### Exercise prompt
Your task is to find every line in the records that holds the string "Schnellfilter" and copy it.

BEGIN Given data

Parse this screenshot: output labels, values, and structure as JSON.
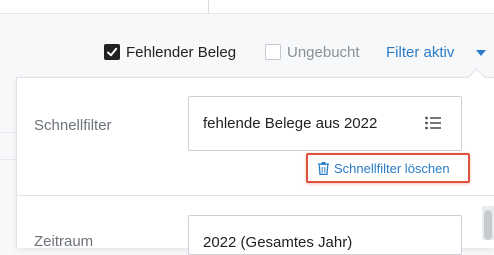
{
  "filters": {
    "missing_receipt": {
      "label": "Fehlender Beleg",
      "checked": true
    },
    "unbooked": {
      "label": "Ungebucht",
      "checked": false
    },
    "filter_toggle_label": "Filter aktiv"
  },
  "panel": {
    "quickfilter": {
      "label": "Schnellfilter",
      "value": "fehlende Belege aus 2022",
      "clear_label": "Schnellfilter löschen"
    },
    "period": {
      "label": "Zeitraum",
      "value": "2022 (Gesamtes Jahr)"
    }
  },
  "colors": {
    "accent": "#2a7cc7",
    "highlight": "#e0503a"
  },
  "icons": [
    "check-icon",
    "chevron-down-icon",
    "list-icon",
    "trash-icon"
  ]
}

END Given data

### Written answer
      "label": "Schnellfilter",
      "clear_label": "Schnellfilter löschen"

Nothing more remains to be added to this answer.